Mahatma, which means a greater soul, was not Mohandas Gandhi’s original name but a title he was given because of the consciousness he demonstrated by the extraordinary practice of non-violence in his personal and political life. Gandhi’s non-violent civil disobedience and Satyagraha movements are seen as the milestones in India’s struggle for freedom from the British, and have set examples for non-violent resistance that has inspired many movements across the world.
Martin Luther King Jr
Inspired by his Christian beliefs and the nonviolent activism of Mahatma Gandhi, King played a key role in the American civil rights movement and advocated peaceful solutions to many biggest problems in society. His peaceful demonstrations made racism in America visible worldwide. In 1964, he was awarded the Nobel Peace Prize.
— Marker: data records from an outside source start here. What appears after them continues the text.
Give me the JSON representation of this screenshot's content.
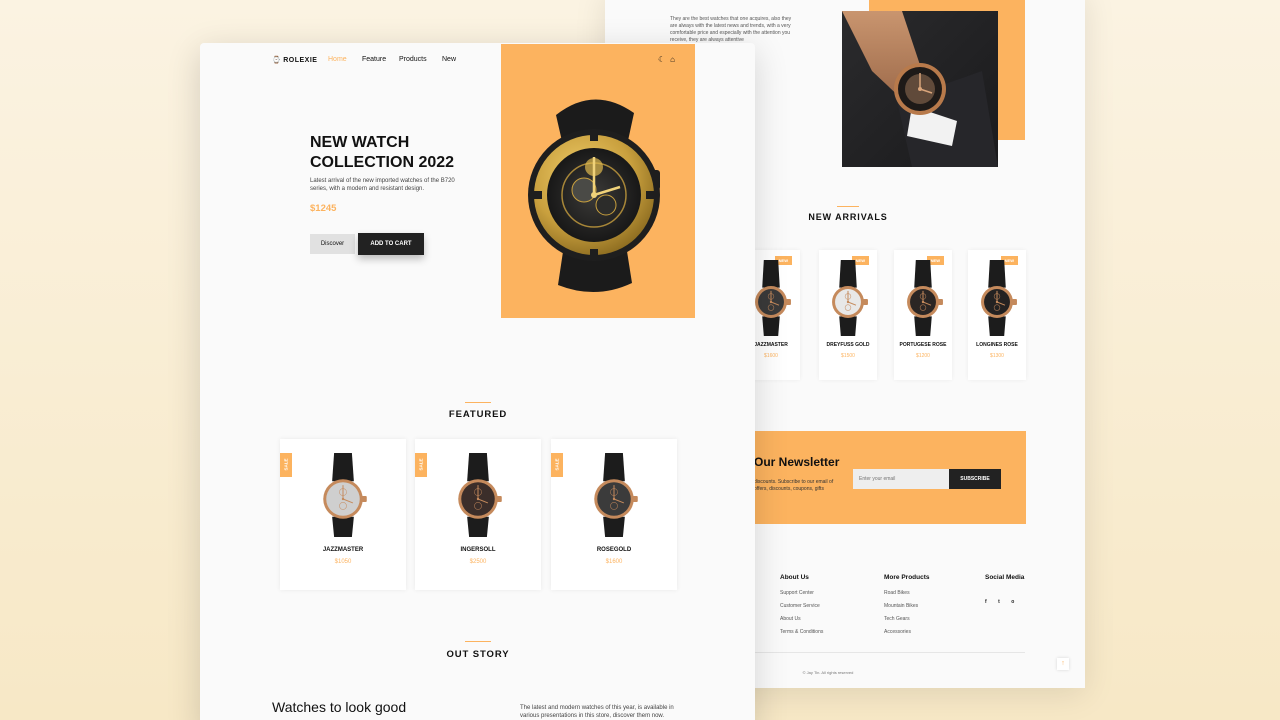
{
  "back_page": {
    "about_text": "They are the best watches that one acquires, also they are always with the latest news and trends, with a very comfortable price and especially with the attention you receive, they are always attentive",
    "partial_text": "ry",
    "new_arrivals": {
      "title": "NEW ARRIVALS",
      "items": [
        {
          "badge": "NEW",
          "name": "JAZZMASTER",
          "price": "$1600",
          "dial": "#3a3a3a"
        },
        {
          "badge": "NEW",
          "name": "DREYFUSS GOLD",
          "price": "$1500",
          "dial": "#e8e8e8"
        },
        {
          "badge": "NEW",
          "name": "PORTUGESE ROSE",
          "price": "$1200",
          "dial": "#2b2624"
        },
        {
          "badge": "NEW",
          "name": "LONGINES ROSE",
          "price": "$1300",
          "dial": "#242222"
        }
      ]
    },
    "newsletter": {
      "title": "Our Newsletter",
      "text": "discounts. Subscribe to our email of offers, discounts, coupons, gifts",
      "input_placeholder": "Enter your email",
      "button": "SUBSCRIBE"
    },
    "footer": {
      "about": {
        "title": "About Us",
        "links": [
          "Support Center",
          "Customer Service",
          "About Us",
          "Terms & Conditions"
        ]
      },
      "more": {
        "title": "More Products",
        "links": [
          "Road Bikes",
          "Mountain Bikes",
          "Tech Gears",
          "Accessories"
        ]
      },
      "social": {
        "title": "Social Media",
        "icons": [
          "facebook-icon",
          "twitter-icon",
          "instagram-icon"
        ],
        "glyphs": [
          "f",
          "t",
          "o"
        ]
      },
      "copyright": "© Jay Tin. All rights reserved",
      "scroll_top_glyph": "↑"
    }
  },
  "front_page": {
    "logo": {
      "icon": "⌚",
      "text": "ROLEXIE"
    },
    "nav": [
      {
        "label": "Home",
        "active": true
      },
      {
        "label": "Feature",
        "active": false
      },
      {
        "label": "Products",
        "active": false
      },
      {
        "label": "New",
        "active": false
      }
    ],
    "header_icons": {
      "theme": "☾",
      "cart": "⌂"
    },
    "hero": {
      "title_line1": "NEW WATCH",
      "title_line2": "COLLECTION 2022",
      "description": "Latest arrival of the new imported watches of the B720 series, with a modern and resistant design.",
      "price": "$1245",
      "discover_button": "Discover",
      "cart_button": "ADD TO CART"
    },
    "featured": {
      "title": "FEATURED",
      "items": [
        {
          "badge": "SALE",
          "name": "JAZZMASTER",
          "price": "$1050",
          "dial": "#cfcfcf"
        },
        {
          "badge": "SALE",
          "name": "INGERSOLL",
          "price": "$2500",
          "dial": "#3b2e2a"
        },
        {
          "badge": "SALE",
          "name": "ROSEGOLD",
          "price": "$1600",
          "dial": "#3b3b3b"
        }
      ]
    },
    "story": {
      "title": "OUT STORY",
      "heading": "Watches to look good",
      "text": "The latest and modern watches of this year, is available in various presentations in this store, discover them now."
    }
  },
  "colors": {
    "accent": "#fcb35f",
    "dark": "#222222"
  }
}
Leader of the women’s nonviolent peace movement, Gbowee helped end the 14-year-long civil war in Liberia. Gbowee and her movement brought a period of peace in the West African country and fought for women’s rights using nonviolent campaigns. She was also awarded the 2011 Nobel Peace Prize with her collaborator Ellen Johnson Sirleaf.
Fighting apartheid in South Africa, Nelson Mandela spent 27 years of his life in prison. When he was released, his efforts led to a multiracial election in South Africa and he was elected as President. Emphasising forgiveness in personal life, Mandela saw non-violence as the most pragmatic form of resistance.
A proponent of the belief that “violence is a disease that humans develop but are not born with,” Maguire is a peace activist who founded Community for Peace People, an organisation that helped resolve the conflict in Northern Ireland. Recognised as a leader of peace, Maguire was awarded the 1976 Nobel Peace Prize along with her collaborator Elizabeth Williams.